====== Extracted material ======
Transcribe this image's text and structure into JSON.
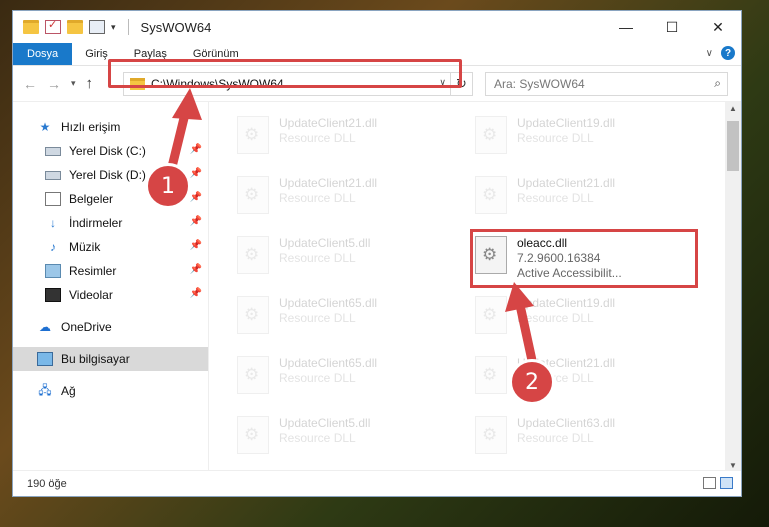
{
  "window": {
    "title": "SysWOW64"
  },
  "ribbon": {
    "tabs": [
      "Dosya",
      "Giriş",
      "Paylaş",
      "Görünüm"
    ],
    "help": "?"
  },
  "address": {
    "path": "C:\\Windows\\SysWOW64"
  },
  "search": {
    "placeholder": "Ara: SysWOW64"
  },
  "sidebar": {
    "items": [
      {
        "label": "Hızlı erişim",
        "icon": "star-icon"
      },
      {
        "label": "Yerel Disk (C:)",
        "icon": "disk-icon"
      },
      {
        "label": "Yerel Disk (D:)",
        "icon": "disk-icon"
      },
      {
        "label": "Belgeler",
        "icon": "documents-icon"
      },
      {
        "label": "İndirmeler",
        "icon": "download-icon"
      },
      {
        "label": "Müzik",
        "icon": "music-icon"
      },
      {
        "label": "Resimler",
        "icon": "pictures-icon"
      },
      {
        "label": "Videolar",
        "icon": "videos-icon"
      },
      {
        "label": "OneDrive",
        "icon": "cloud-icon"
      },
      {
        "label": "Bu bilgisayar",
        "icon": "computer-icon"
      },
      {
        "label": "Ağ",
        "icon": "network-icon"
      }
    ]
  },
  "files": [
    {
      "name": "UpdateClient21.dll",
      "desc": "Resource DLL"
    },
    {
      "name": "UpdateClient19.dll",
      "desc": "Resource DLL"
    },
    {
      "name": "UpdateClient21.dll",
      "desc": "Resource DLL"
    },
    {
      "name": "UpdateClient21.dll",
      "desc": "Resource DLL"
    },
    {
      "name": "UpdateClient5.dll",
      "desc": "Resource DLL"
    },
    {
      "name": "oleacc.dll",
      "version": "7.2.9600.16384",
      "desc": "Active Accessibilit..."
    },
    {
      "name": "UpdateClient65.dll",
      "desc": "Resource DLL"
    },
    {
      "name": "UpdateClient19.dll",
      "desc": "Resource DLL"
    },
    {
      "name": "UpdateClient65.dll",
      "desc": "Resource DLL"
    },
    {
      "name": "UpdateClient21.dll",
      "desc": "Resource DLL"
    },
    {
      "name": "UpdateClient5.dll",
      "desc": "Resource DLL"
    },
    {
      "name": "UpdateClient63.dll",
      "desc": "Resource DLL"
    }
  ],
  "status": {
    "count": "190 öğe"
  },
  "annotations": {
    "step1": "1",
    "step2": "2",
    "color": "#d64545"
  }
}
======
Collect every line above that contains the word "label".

        "label": "Hızlı erişim",
        "label": "Yerel Disk (C:)",
        "label": "Yerel Disk (D:)",
        "label": "Belgeler",
        "label": "İndirmeler",
        "label": "Müzik",
        "label": "Resimler",
        "label": "Videolar",
        "label": "OneDrive",
        "label": "Bu bilgisayar",
        "label": "Ağ",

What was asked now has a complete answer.